About this task:
Reproduce the data in full, exactly.

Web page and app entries
==============================
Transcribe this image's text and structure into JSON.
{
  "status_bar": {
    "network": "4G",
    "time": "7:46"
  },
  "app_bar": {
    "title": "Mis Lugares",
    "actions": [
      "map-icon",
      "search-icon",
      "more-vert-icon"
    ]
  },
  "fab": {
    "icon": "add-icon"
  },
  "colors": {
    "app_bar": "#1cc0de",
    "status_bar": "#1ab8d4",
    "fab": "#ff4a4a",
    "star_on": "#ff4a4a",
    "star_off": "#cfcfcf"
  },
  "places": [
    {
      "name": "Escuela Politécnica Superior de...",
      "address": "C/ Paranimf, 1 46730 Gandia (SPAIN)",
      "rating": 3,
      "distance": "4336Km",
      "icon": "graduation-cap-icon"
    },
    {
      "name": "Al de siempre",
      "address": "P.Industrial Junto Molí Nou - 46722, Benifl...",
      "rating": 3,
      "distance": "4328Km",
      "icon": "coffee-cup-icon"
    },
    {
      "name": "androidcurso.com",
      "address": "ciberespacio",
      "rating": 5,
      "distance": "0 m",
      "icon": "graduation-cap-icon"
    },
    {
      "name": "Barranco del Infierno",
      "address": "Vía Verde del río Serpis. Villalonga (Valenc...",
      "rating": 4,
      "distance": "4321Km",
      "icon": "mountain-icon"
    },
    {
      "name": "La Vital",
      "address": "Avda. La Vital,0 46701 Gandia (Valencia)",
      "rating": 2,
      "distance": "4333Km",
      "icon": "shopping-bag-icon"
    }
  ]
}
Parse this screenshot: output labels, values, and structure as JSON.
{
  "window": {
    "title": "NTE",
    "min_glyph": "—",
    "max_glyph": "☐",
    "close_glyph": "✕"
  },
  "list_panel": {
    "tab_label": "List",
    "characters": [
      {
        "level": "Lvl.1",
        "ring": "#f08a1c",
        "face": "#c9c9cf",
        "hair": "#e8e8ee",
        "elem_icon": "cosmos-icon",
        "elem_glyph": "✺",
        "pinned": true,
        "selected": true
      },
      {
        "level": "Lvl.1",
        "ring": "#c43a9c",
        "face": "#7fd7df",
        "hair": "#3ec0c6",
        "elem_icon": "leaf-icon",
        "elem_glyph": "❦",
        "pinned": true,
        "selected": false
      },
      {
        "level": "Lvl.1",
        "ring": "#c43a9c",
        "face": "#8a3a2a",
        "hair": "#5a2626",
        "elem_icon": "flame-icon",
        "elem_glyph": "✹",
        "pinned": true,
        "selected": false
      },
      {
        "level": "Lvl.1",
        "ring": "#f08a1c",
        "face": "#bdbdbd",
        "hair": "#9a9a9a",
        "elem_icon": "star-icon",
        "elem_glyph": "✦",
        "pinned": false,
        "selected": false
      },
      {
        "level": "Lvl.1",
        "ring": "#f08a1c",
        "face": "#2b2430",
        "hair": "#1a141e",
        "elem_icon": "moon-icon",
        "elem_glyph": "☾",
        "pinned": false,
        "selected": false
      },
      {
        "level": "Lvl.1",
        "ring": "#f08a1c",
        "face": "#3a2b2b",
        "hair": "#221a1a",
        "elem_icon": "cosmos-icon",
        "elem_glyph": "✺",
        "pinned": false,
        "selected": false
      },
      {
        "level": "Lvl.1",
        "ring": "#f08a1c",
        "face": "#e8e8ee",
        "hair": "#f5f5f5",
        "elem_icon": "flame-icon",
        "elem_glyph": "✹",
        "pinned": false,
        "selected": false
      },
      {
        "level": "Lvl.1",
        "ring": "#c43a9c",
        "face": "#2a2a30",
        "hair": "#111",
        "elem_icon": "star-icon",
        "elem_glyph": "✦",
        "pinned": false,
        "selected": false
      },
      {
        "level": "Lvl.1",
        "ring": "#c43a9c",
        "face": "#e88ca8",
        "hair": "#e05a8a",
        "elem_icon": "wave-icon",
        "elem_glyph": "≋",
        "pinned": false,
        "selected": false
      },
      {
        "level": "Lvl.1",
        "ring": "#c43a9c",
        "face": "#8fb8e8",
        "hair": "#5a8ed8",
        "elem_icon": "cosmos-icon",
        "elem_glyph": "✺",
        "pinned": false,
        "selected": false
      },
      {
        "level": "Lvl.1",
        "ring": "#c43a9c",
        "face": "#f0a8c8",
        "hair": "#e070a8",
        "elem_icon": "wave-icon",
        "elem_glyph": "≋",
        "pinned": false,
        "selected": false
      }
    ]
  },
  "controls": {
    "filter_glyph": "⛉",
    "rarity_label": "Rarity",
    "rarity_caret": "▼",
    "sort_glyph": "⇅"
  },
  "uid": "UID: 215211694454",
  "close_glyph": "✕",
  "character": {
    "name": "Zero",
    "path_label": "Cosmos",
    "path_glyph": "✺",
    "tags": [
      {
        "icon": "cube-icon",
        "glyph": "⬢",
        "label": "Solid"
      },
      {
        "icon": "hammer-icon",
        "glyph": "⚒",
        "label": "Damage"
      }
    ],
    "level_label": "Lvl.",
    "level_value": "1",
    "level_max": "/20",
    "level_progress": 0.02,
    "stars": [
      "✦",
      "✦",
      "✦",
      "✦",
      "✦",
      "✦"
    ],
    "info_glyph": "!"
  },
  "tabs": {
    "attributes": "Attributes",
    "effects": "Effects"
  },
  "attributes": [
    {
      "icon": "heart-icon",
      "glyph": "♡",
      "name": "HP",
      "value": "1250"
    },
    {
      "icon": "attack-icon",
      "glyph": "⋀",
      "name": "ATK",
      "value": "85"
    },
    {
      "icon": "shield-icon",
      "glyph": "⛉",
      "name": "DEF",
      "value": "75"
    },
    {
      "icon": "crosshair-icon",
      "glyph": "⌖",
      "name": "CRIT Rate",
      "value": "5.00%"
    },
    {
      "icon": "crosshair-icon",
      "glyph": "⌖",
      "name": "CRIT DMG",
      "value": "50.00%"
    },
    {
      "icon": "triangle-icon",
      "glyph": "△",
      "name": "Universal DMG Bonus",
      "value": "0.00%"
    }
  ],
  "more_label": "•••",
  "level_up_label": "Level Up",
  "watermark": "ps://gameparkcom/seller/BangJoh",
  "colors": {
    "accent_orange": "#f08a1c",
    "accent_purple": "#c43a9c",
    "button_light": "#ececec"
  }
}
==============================
Response box:
Transcribe this image's text and structure into JSON.
{
  "status_bar": {
    "network": "4G",
    "time": "7:46"
  },
  "app_bar": {
    "title": "Mis Lugares",
    "actions": [
      "map-icon",
      "search-icon",
      "more-vert-icon"
    ]
  },
  "fab": {
    "icon": "add-icon"
  },
  "colors": {
    "app_bar": "#1cc0de",
    "status_bar": "#1ab8d4",
    "fab": "#ff4a4a",
    "star_on": "#ff4a4a",
    "star_off": "#cfcfcf"
  },
  "places": [
    {
      "name": "Escuela Politécnica Superior de...",
      "address": "C/ Paranimf, 1 46730 Gandia (SPAIN)",
      "rating": 3,
      "distance": "4336Km",
      "icon": "graduation-cap-icon"
    },
    {
      "name": "Al de siempre",
      "address": "P.Industrial Junto Molí Nou - 46722, Benifl...",
      "rating": 3,
      "distance": "4328Km",
      "icon": "coffee-cup-icon"
    },
    {
      "name": "androidcurso.com",
      "address": "ciberespacio",
      "rating": 5,
      "distance": "0 m",
      "icon": "graduation-cap-icon"
    },
    {
      "name": "Barranco del Infierno",
      "address": "Vía Verde del río Serpis. Villalonga (Valenc...",
      "rating": 4,
      "distance": "4321Km",
      "icon": "mountain-icon"
    },
    {
      "name": "La Vital",
      "address": "Avda. La Vital,0 46701 Gandia (Valencia)",
      "rating": 2,
      "distance": "4333Km",
      "icon": "shopping-bag-icon"
    }
  ]
}
Parse this screenshot: output labels, values, and structure as JSON.
{
  "window": {
    "title": "NTE",
    "min_glyph": "—",
    "max_glyph": "☐",
    "close_glyph": "✕"
  },
  "list_panel": {
    "tab_label": "List",
    "characters": [
      {
        "level": "Lvl.1",
        "ring": "#f08a1c",
        "face": "#c9c9cf",
        "hair": "#e8e8ee",
        "elem_icon": "cosmos-icon",
        "elem_glyph": "✺",
        "pinned": true,
        "selected": true
      },
      {
        "level": "Lvl.1",
        "ring": "#c43a9c",
        "face": "#7fd7df",
        "hair": "#3ec0c6",
        "elem_icon": "leaf-icon",
        "elem_glyph": "❦",
        "pinned": true,
        "selected": false
      },
      {
        "level": "Lvl.1",
        "ring": "#c43a9c",
        "face": "#8a3a2a",
        "hair": "#5a2626",
        "elem_icon": "flame-icon",
        "elem_glyph": "✹",
        "pinned": true,
        "selected": false
      },
      {
        "level": "Lvl.1",
        "ring": "#f08a1c",
        "face": "#bdbdbd",
        "hair": "#9a9a9a",
        "elem_icon": "star-icon",
        "elem_glyph": "✦",
        "pinned": false,
        "selected": false
      },
      {
        "level": "Lvl.1",
        "ring": "#f08a1c",
        "face": "#2b2430",
        "hair": "#1a141e",
        "elem_icon": "moon-icon",
        "elem_glyph": "☾",
        "pinned": false,
        "selected": false
      },
      {
        "level": "Lvl.1",
        "ring": "#f08a1c",
        "face": "#3a2b2b",
        "hair": "#221a1a",
        "elem_icon": "cosmos-icon",
        "elem_glyph": "✺",
        "pinned": false,
        "selected": false
      },
      {
        "level": "Lvl.1",
        "ring": "#f08a1c",
        "face": "#e8e8ee",
        "hair": "#f5f5f5",
        "elem_icon": "flame-icon",
        "elem_glyph": "✹",
        "pinned": false,
        "selected": false
      },
      {
        "level": "Lvl.1",
        "ring": "#c43a9c",
        "face": "#2a2a30",
        "hair": "#111",
        "elem_icon": "star-icon",
        "elem_glyph": "✦",
        "pinned": false,
        "selected": false
      },
      {
        "level": "Lvl.1",
        "ring": "#c43a9c",
        "face": "#e88ca8",
        "hair": "#e05a8a",
        "elem_icon": "wave-icon",
        "elem_glyph": "≋",
        "pinned": false,
        "selected": false
      },
      {
        "level": "Lvl.1",
        "ring": "#c43a9c",
        "face": "#8fb8e8",
        "hair": "#5a8ed8",
        "elem_icon": "cosmos-icon",
        "elem_glyph": "✺",
        "pinned": false,
        "selected": false
      },
      {
        "level": "Lvl.1",
        "ring": "#c43a9c",
        "face": "#f0a8c8",
        "hair": "#e070a8",
        "elem_icon": "wave-icon",
        "elem_glyph": "≋",
        "pinned": false,
        "selected": false
      }
    ]
  },
  "controls": {
    "filter_glyph": "⛉",
    "rarity_label": "Rarity",
    "rarity_caret": "▼",
    "sort_glyph": "⇅"
  },
  "uid": "UID: 215211694454",
  "close_glyph": "✕",
  "character": {
    "name": "Zero",
    "path_label": "Cosmos",
    "path_glyph": "✺",
    "tags": [
      {
        "icon": "cube-icon",
        "glyph": "⬢",
        "label": "Solid"
      },
      {
        "icon": "hammer-icon",
        "glyph": "⚒",
        "label": "Damage"
      }
    ],
    "level_label": "Lvl.",
    "level_value": "1",
    "level_max": "/20",
    "level_progress": 0.02,
    "stars": [
      "✦",
      "✦",
      "✦",
      "✦",
      "✦",
      "✦"
    ],
    "info_glyph": "!"
  },
  "tabs": {
    "attributes": "Attributes",
    "effects": "Effects"
  },
  "attributes": [
    {
      "icon": "heart-icon",
      "glyph": "♡",
      "name": "HP",
      "value": "1250"
    },
    {
      "icon": "attack-icon",
      "glyph": "⋀",
      "name": "ATK",
      "value": "85"
    },
    {
      "icon": "shield-icon",
      "glyph": "⛉",
      "name": "DEF",
      "value": "75"
    },
    {
      "icon": "crosshair-icon",
      "glyph": "⌖",
      "name": "CRIT Rate",
      "value": "5.00%"
    },
    {
      "icon": "crosshair-icon",
      "glyph": "⌖",
      "name": "CRIT DMG",
      "value": "50.00%"
    },
    {
      "icon": "triangle-icon",
      "glyph": "△",
      "name": "Universal DMG Bonus",
      "value": "0.00%"
    }
  ],
  "more_label": "•••",
  "level_up_label": "Level Up",
  "watermark": "ps://gameparkcom/seller/BangJoh",
  "colors": {
    "accent_orange": "#f08a1c",
    "accent_purple": "#c43a9c",
    "button_light": "#ececec"
  }
}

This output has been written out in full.